By Leo Babauta
Triggers are a little-known key to forming a new habit (or breaking an old one).
A trigger is an event that will kick off that automatic urge to do a habit. For example, smokers have a number of triggers — when they drink alcohol or coffee, many smokers will want to smoke.
But this works for positive habits as well. Waking up can trigger habits such as drinking coffee, brushing your teeth, going running, or anything you want.
Habits become automatic after we’ve created a bond between the trigger and the habit — the stronger the bond, the more ingrained the habit.
Triggers and automatic habits are how we’re able to drive home sometimes without even thinking about what we’re doing — the drive home has a series of triggers (a stoplight, a turn after a store, etc.) that cause us to do certain actions out of habit — turning, slowing down, etc. We want to put our new habits on autopilot, right after a trigger.
And if we have bad habits, we want to take them off autopilot and disassociate them from their triggers. We need to list every trigger for the bad habit, and then come up with a new positive habit for each trigger.
For example, when I quit smoking, one of my triggers was to smoke after meetings — instead, I went to my computer and typed up my notes for the meeting and sent out any necessary emails. Another trigger was stress — so instead of smoking when I got stressed, I did deep breathing and exercise. These are just examples, but you can think of your own positive habits to go with each trigger for your bad habit.
What you want to do is create a strong bond between the trigger and the new habit. So each time the trigger happens, you need to consciously perform the new habit. It has to be very conscious and deliberate at first, but over time this gets easier, and the new habit becomes almost automatic. Do it as consistently as possible, every time the trigger happens. The less consistent you are, the weaker the bond between trigger and habit. The more consistent, the stronger the bond.
How to Choose a Trigger
Think about the habit you want to create and when you want to do it.
You need to find a trigger that’s already ingrained in your daily routine. Something you do every day, at about the same time, without fail.
Some examples of triggers you might already have:
- Waking up
- Brushing your teeth
- Eating breakfast
- Reading your morning paper/checking email in the morning

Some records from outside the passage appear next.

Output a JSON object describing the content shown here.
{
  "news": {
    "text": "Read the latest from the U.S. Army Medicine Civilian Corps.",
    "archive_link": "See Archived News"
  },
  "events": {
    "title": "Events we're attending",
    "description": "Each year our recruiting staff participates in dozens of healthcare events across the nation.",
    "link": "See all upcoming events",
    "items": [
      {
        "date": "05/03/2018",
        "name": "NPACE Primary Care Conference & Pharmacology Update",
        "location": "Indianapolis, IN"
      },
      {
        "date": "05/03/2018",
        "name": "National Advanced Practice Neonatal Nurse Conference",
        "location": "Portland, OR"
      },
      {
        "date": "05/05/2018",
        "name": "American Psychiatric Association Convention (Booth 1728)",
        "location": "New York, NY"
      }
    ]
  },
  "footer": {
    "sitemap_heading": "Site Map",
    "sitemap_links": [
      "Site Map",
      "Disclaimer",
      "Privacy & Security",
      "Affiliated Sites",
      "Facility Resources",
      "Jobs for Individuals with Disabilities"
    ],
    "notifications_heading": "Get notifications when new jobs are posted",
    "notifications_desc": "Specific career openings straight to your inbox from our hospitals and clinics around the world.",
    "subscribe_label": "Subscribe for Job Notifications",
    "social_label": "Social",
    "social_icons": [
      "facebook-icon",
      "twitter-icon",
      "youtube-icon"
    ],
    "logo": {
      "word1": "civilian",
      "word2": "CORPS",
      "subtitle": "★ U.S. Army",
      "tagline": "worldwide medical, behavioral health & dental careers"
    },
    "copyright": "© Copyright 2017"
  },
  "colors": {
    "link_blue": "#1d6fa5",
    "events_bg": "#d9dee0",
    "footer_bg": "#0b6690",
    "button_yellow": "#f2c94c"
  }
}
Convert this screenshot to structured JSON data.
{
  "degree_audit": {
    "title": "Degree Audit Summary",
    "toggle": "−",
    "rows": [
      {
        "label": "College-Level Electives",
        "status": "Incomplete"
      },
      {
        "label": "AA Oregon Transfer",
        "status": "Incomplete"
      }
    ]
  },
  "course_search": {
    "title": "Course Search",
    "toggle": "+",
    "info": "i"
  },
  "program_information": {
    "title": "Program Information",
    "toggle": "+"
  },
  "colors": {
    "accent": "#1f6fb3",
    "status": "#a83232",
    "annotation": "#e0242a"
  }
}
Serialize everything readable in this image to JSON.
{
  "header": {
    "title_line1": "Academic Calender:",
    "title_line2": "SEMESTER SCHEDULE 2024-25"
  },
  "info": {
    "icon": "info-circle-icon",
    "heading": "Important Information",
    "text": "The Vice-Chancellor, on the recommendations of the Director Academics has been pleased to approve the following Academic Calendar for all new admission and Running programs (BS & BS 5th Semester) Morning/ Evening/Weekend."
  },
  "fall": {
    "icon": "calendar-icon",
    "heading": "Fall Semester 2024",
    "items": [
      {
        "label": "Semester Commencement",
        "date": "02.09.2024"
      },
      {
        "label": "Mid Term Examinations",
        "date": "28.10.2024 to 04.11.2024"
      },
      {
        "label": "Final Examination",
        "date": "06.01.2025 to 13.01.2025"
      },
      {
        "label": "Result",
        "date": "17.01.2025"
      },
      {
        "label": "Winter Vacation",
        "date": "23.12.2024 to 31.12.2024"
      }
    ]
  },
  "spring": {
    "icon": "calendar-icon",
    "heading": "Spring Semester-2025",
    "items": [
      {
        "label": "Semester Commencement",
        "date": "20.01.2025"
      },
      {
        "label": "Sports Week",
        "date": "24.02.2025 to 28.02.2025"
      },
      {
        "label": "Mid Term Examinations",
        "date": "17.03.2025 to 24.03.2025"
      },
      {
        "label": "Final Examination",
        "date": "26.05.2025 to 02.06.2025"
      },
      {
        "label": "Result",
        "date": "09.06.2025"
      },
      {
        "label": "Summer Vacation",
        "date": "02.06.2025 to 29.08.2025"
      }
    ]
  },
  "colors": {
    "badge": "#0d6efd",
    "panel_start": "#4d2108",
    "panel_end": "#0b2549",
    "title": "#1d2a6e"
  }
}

- Commuting to work
- Coming into the office in the morning
- Eating lunch
- Commuting home
- Arriving home
- A morning meeting

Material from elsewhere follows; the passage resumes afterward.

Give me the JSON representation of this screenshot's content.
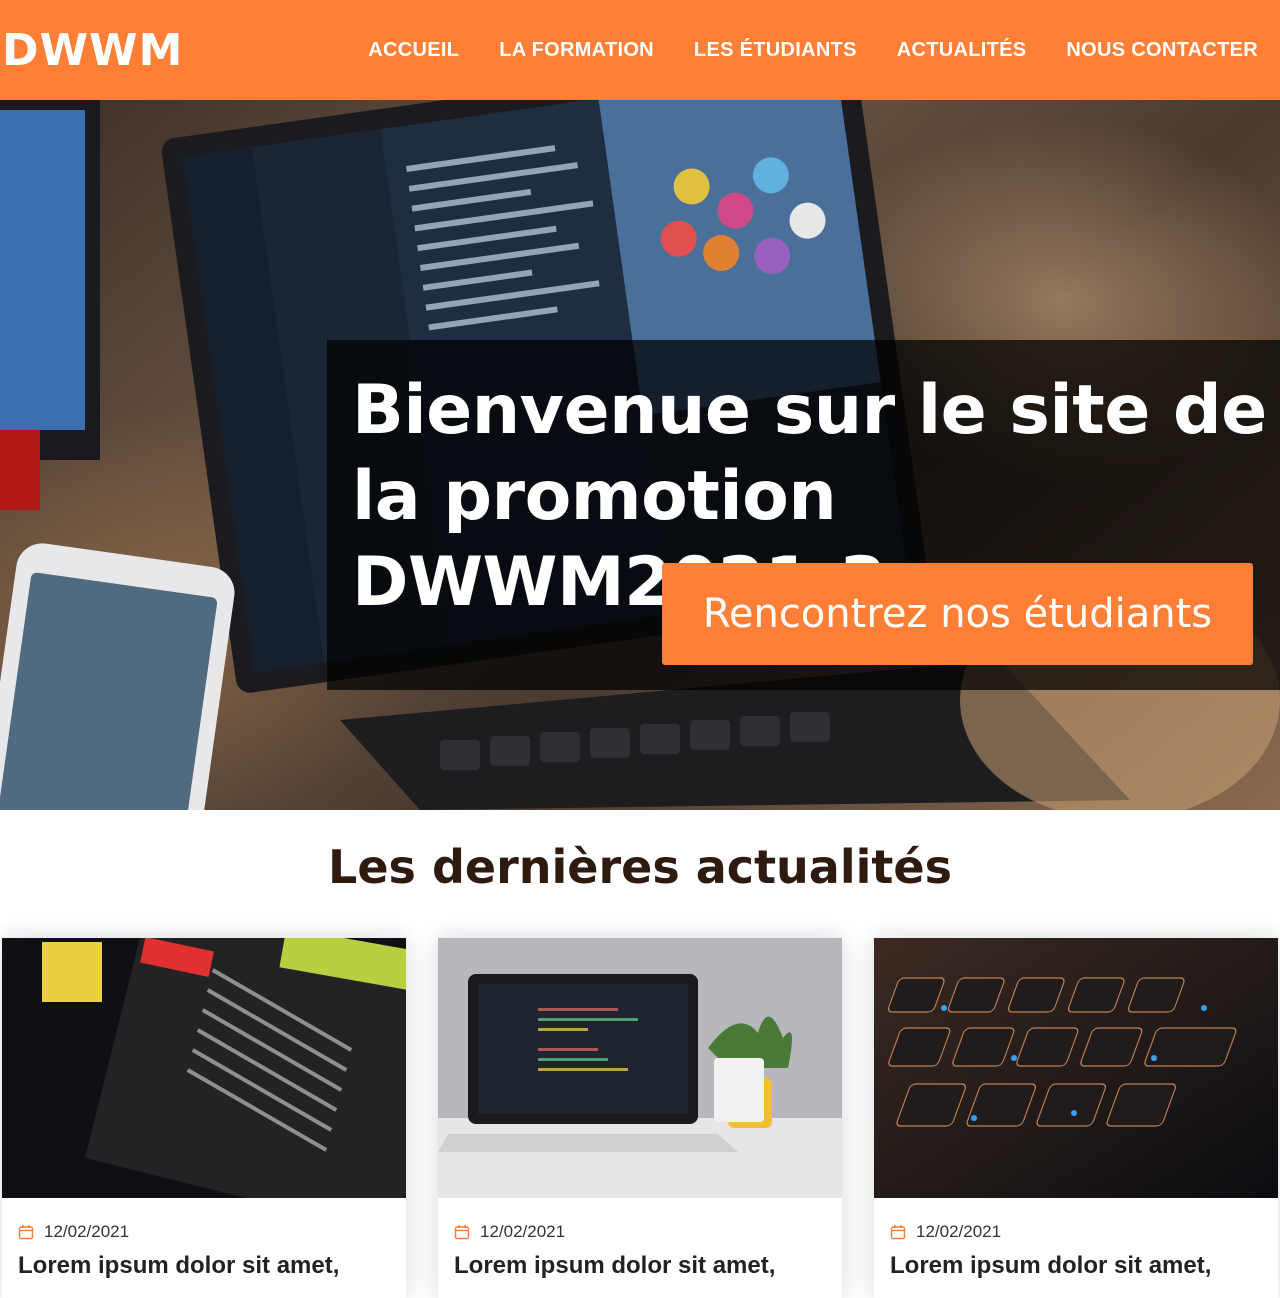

- Taking the kids to school
There might be many other examples, but find one that happens when you want to do the habit, and happens regularly.
Doing the Habit Daily

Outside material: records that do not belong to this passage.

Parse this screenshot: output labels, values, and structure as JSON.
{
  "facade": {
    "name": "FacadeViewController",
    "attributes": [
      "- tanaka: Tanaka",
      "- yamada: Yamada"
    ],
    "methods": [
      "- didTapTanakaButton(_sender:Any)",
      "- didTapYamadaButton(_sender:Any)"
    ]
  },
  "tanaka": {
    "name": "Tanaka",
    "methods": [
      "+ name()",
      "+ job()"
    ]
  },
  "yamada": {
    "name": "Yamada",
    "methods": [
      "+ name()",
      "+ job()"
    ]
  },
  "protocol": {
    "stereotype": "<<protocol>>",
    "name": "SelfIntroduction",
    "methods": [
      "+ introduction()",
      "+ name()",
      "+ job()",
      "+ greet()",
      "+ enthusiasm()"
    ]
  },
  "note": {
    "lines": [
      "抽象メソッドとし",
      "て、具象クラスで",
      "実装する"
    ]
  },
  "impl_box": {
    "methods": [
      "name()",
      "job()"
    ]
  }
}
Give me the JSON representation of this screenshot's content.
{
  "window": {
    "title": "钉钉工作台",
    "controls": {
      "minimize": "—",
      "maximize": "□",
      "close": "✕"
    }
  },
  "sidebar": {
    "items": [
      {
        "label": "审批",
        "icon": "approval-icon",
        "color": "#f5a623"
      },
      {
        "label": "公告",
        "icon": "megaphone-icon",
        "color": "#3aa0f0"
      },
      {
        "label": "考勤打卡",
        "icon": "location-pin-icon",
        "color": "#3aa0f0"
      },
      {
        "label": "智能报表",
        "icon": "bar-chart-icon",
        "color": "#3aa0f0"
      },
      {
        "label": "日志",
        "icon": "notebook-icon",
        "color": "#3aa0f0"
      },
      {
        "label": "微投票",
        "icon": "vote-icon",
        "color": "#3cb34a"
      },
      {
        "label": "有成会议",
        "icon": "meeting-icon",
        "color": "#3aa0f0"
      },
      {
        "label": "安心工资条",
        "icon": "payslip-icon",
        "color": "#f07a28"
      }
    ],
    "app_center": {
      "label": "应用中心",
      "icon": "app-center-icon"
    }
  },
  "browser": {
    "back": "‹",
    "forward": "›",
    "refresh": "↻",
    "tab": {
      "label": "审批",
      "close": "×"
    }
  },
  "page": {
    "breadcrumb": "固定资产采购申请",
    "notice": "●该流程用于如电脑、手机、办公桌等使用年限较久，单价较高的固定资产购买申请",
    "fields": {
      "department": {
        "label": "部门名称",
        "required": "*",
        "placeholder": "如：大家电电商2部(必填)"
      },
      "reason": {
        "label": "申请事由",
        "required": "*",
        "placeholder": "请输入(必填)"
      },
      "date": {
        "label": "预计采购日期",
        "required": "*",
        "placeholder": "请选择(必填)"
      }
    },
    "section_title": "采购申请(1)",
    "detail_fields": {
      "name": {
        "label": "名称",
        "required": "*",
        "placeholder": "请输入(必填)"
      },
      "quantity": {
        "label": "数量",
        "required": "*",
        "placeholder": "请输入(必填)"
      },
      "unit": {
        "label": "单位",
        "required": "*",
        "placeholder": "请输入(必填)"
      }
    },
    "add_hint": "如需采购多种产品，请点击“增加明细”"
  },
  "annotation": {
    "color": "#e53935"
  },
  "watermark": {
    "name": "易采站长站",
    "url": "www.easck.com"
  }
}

Every single day, commit to doing your new habit right after the trigger. Immediately — with no delay. You’ll need to do this very consciously at first. You might want to post a reminder for yourself where you won’t forget it.
When you do the trigger, do the habit without fail.